After a couple hours of obnoxiousness, I was properly sedated with the help of a valuum and ¾ bottle of whiskey to get me straight through to Chumphon. Next thing I knew, I woke up on the picnic bench at the pier. Shook my head and made my way to the ferry. Once aboard the only way I could think to postpone the inevitable was a sandwich and a couple more beers in the sun.
Koh Tao appeared on the horizon. My third time in the Thai Islands and finally I was going to see what all the hype was about. So many people I’ve talked to stress how great Koh Tao is and how it’s their favorite island. I knew it was a beautiful island, as they all are in their own right, but upon closer inspection nothing really appeared different. I mean, all the islands are expensive compared to the north of Thailand, geared towards that picturesque beach haven and partying. Not that I’m opposed to either of those, the main difference I noticed was the Koh Tao pub crawl shirts are obtained here opposed to the full moon shirts on Koh Phangan (seen floating all over Southeast Asia).
I was primarily here for the one thing Koh Tao is known for more than the other islands… diving and attaining a diving license as cheap as possible. It really depends on what you’re looking for, quality or price point. Like most situations you get what you pay for and I was going for price point. I booked a course at Coral Grand Divers for 8500 Baht, about 300 dollars, give or take. It included accommodation thankfully, training in the pool and 4 open water dives. First things first, I was shown to my room and my face had a brief meeting with the pillow.
Gathering in the evening we were split into groups, assigned instructors and worst of all, given textbooks. I’m a terrible student and never really planned on being back in a school setting. A few chapters of ‘homework’ were assigned to read over and we were to meet at 8am to commence training. Off to the High Bar for me to get in the zone and ‘study’. On the far side of the island, an hour and a half walk and up on a perch sat the High Bar, looking out at the island below. Also selling the usual things expected at such an establishment.

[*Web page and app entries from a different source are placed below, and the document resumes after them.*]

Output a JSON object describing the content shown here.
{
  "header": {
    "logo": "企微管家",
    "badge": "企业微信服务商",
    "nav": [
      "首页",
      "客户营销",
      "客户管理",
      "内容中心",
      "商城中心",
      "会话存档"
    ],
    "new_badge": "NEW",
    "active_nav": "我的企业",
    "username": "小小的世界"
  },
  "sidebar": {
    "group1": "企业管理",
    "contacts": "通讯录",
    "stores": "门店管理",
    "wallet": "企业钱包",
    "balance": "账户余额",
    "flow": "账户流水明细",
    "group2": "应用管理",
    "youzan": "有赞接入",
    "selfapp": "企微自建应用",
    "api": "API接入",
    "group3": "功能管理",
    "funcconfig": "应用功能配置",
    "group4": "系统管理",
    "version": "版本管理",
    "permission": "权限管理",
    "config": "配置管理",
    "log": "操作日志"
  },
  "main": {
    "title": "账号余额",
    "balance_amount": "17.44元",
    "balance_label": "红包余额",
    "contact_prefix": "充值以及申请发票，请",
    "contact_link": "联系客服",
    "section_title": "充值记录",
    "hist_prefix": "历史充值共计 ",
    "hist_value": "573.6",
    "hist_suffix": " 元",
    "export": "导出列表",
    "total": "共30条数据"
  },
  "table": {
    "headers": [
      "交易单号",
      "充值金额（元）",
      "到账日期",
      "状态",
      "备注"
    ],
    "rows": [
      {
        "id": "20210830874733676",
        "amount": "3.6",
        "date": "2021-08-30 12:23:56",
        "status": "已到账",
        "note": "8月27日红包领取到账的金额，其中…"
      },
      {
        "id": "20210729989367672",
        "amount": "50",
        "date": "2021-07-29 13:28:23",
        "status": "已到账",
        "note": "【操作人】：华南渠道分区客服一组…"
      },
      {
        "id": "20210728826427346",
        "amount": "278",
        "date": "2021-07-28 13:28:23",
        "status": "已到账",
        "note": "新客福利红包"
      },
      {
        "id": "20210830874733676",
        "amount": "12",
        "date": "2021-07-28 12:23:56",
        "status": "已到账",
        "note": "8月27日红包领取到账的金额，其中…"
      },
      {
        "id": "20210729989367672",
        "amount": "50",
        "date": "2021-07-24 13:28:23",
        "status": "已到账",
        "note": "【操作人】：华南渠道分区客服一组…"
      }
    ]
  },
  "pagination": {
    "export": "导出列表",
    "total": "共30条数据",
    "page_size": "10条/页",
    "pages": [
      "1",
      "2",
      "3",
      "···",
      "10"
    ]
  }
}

We fitted our gear and headed for the pool. 6 hours of training. What started off exciting began to draw on through the afternoon as we practiced skills and hand signals. I knew all this was necessary, but anxiousness what setting in to just get in the open water.
Destination: Mango Bay
The time had come. Our gear loaded, we were taxied out to the boat. Mango Bay came into sight as we came around the north side of the island. I had confidence in my instructor and myself, but a twinge of nervousness remained. Like when bungee jumping, I put confidence in the cord. I also don’t usually see a couple snap first. Here though, one BCD unit had to be replaced last minute for inflation problems along with a few regulators and gauges. Once again you get what you pay for. Problems averted, it was time to James Bond into the water. Roll backward, holding the regulator in and your goggles on, you hit the water. A quick shock, I gathered my bearings and surfaced. The warmth of the tropical waters was soothing. We performed the decent check and began our decline.
My head became submerged as I took my first few breaths underwater. Following the rope down adjusting the pressure in my ears every meter or so, a euphoric feeling came over me. I looked up to see 6 meters of water over me and the sun beaming through. I was actually underwater. The weightlessness was like nothing I’ve ever felt, but it’s not just that. This was access to a whole new world. One I’d only imagined exploring a couple years ago. Now finally, by the end of tomorrow I would have my scuba diving license. Focusing on my breathing, sounding a bit like Darth Vader through the regulator, we leisurely swam around getting used to our temporary environment, and for me, these damn flippers. I’d never even snorkeled before this.
Unfortunately unable to bring my GoPro until I was licensed, we spotted 2 seahorses, the last thing I expected to see. I didn’t realize how small they would be, but so ancient and majestic looking. This was only dive one, I was hooked. Chumphon Pinnacle, White Rock and Southwest Pinnacle were the other dive sites being able to go to the full 18 meters. Throughout these spotting: giant grouper, pufferfish, triggerfish, giant barracuda and a blue spotted stingray just to name a few. The coral captivating, like an ancient petrified forest. The schools of fish were entrancing as they swirled, the sun glistening off their scales. The tranquility was a high in itself, slowly gliding through water, rising or sinking with the air in your lungs. A feeling I now have a longing for.